WINNIPEG - The Selinger government drew a line in the sand today for its public sector unions in its plan to whip a projected $600 million budget deficit.
Finance Minister Rosann Wowchuk said Tuesday the province wants public employees, including its nurses, to take a two-year wage freeze.
"We’re asking everybody to take a pause," Wowchuk told the Free Press. "We are in difficult times and we have to have realistic expectations."
The province is in the middle of negotiating new contracts with its nurses and starts negotiations next month with its biggest union the Manitoba Government Employees Union. Its contact expires March 26.
MGEU president Peter Olfert said he was disappointed Wowchuk is "negotiating in the media" on its position on wages.
Olfert said despite Wowchuk’s warning, the MGEU will table proposals for wage increases for its 13,000 members.
"I’m not going to negotiate in the media," he said. "We believe in sitting down and working through the process."

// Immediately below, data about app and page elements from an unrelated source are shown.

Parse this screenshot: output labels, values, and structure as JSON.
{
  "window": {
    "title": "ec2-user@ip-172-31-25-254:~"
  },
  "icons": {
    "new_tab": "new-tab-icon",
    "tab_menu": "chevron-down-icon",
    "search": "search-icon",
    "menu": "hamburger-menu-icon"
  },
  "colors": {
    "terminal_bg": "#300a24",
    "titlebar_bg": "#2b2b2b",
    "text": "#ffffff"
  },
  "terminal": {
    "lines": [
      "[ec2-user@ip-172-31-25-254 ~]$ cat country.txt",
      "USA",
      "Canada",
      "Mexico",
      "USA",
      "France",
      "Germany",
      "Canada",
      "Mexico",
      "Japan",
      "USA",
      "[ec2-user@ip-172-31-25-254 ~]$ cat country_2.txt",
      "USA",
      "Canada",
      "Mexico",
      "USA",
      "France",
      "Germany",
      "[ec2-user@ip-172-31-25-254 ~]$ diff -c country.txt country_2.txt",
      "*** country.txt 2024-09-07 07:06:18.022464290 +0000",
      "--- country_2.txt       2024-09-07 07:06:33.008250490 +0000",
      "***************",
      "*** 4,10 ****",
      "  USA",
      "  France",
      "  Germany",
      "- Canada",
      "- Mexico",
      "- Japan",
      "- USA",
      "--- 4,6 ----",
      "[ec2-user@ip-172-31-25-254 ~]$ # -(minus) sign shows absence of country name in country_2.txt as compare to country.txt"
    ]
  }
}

Wowchuk said the proposed wage freeze comes out of budget planning for the next fiscal year. That budget will be tabled at the end of March.
She said the freeze will allow the province to maintain services and not see any layoffs, or bring in unpaid days off for workers in the same way the former premier Gary Filmon’s Progressive Conservative did in the mid-1990s. That was the last time the province was in a deficit situation.
"Filmon Fridays" were created in 1993 under reduced-work-week legislation and gave provincial government workers 10 unpaid days off each year. In the first year, the days off were legislated, but for the next five years, they were negotiated into the contracts of unionized workers.
Wowchuk said public employees have to share the burden of tough economic times.
She said cabinet ministers will forgo a $1,000 raise due to take effect in April as part of government belt-tightening.
Premier Greg Selinger is also looking at freezing the base pay of all legislature members, which is scheduled to jump in April to $85,564 from $83, 722 under a cost-of-living formula.
Wowchuk said by freezing public sector salaries over two years it will help the province in its five-year plan to get back in the black.
Healthcare wages were about $3 billion in 2009 and civil servants salaries were about $770 million, she said.
"Those are big costs," she said. "If we can contain those costs, maintain them where we are without having increases then we can look at ensuring that we don’t layoff people and maintain services.
"If we can get through these next two years that way we should be in much better shape."